Lauren, you spoke today about your Torah reading but I want to spend some time on the Haftara that you read. You read the beginning of the story of Sampson, a man who led a very complicated life that ended tragically as he tried to save his people. The beginning of the story in your Haftara is interesting in its own right. A man comes to Sampson’s parents and tells them a remarkable son will be born to them and they must treat him like a Nazir, a very holy man, even before he is born.
Sampson’s father, Manoah, wants to offer a sacrifice to the man but the man says the sacrifice should be made to God. Manoah does this and to his surprise, the man merges with the flame and rises to heaven. It is not a man after all; what appeared to be a man was an angel that ascended to heaven on the flames of the sacrifice. It is called in Hebrew, “pele” a wonder, a miracle, something beyond our understanding.
Lauren, if you watched an angel ascend in a flame to heaven, your reaction would be pretty much like Sampson’s parents. They just stood there with their mouths open in awe of what they had just witnessed. Manoah, was a bit frightened but Sampson’s mother takes a more rational approach. The prediction comes true and Sampson is born and begins his complicated life.
Lauren, what you may not know is that this word for miracle, “pele” is found in another context in our prayer book. Judaism believes that big, wondrous miracles can be great and we are always grateful when we experience one. But when we pray, we are grateful for a different kind of miracle.
Lauren, you see, the very early part of our service, the part that is recited before the formal service begins, includes a prayer for our body. We thank God that we have a body that includes many different tubes and openings. We may not always know how it all works but we do know that if a tube that is open should become plugged up, or an opening that is supposed to be closed should remain open, our health would be in serious jeopardy. We really don’t pay very much attention to our body and how it works until the time when it is no longer working properly; when our head gets stuffed up, we start seriously bleeding, or we can’t breathe or swallow. All signs that something is wrong.

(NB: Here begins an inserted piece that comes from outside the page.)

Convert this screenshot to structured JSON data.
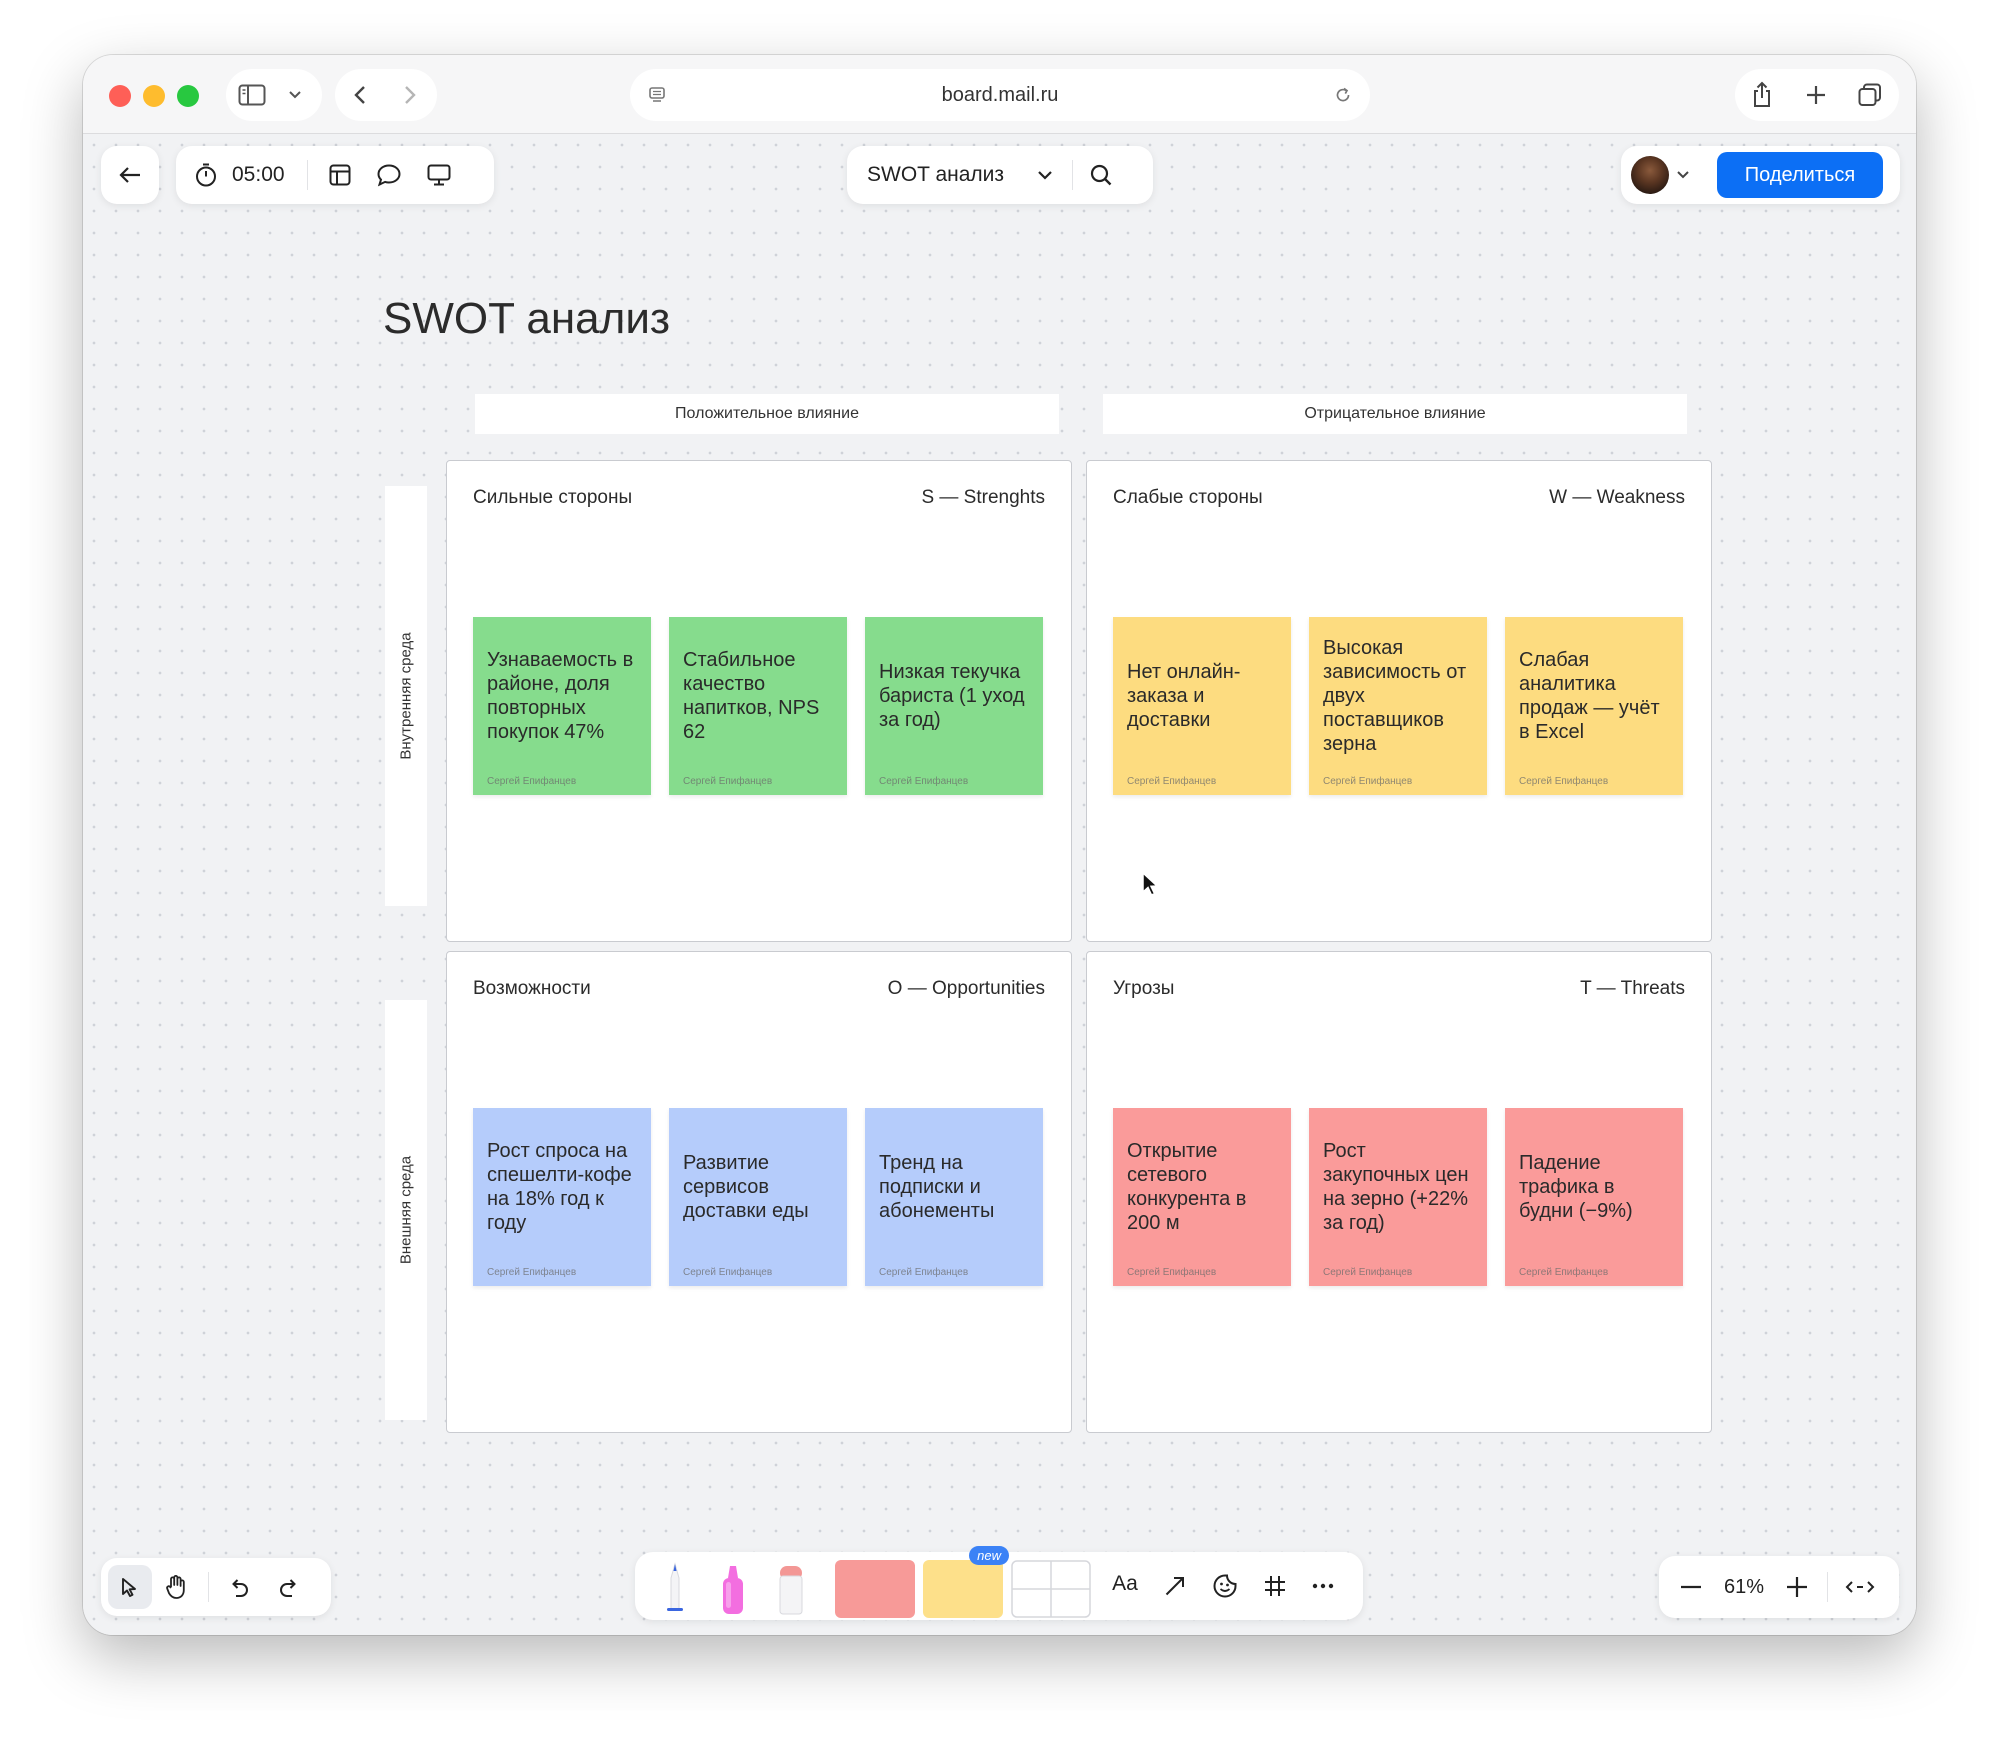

In fact, Lauren, we should be grateful that our bodies work each and every day. It may seem mundane, after all, our body does work every day, but it is this everyday miracle that is just as important as the wonder that amazed our ancestors. When our body works then we can get out and run, play and compete. When our brain works we can memorize a poem for our literature class and when our heart works we can, as you well know, do the work that needs to be done to help others find their place in our world.
But very few of us really understand the miracle that our bodies represent. It is such a mundane, everyday kind of a miracle that is easy to overlook. There are many mundane miracles that surround us all the time. There are the flowers that bloom up and down the street. There are the stars that shine beautifully in the night sky. There is the love that your parents and grandparents share with you every day. These are the normal parts of life that are “pele” miracles. These make up just some of the hundreds of reasons we have to be grateful to God every day.
Lauren, you listed some of the groups you know and care about because they do such good work in the world. Someday soon, you too will join their ranks and bring miracles into the lives of others as part of your “Tikun Olam” as part of your making the world a better place. You will be the reason that others will have to be grateful for the miracles in their lives. You will be their miracle.
Just don’t forget that you to receive miracles every day. The miracle of good health, of good friends and a good home. Lauren, we are grateful for all you have done this day as you begin your new life as a Bat Mitzvah, a responsible adult. You have expressed your gratitude for those of us who made this day possible for you. The world is filled with the presence of God, in miracles great and small; miracles wondrous and mundane. Let us always be thankful for that. … As we say … Amen
Mazal Tov to you Lauren and to your family.
Sermon given by Rabbi Randall Konigsburg at Beth Sholom B’nai Israel on Saturday, June 3, 2017.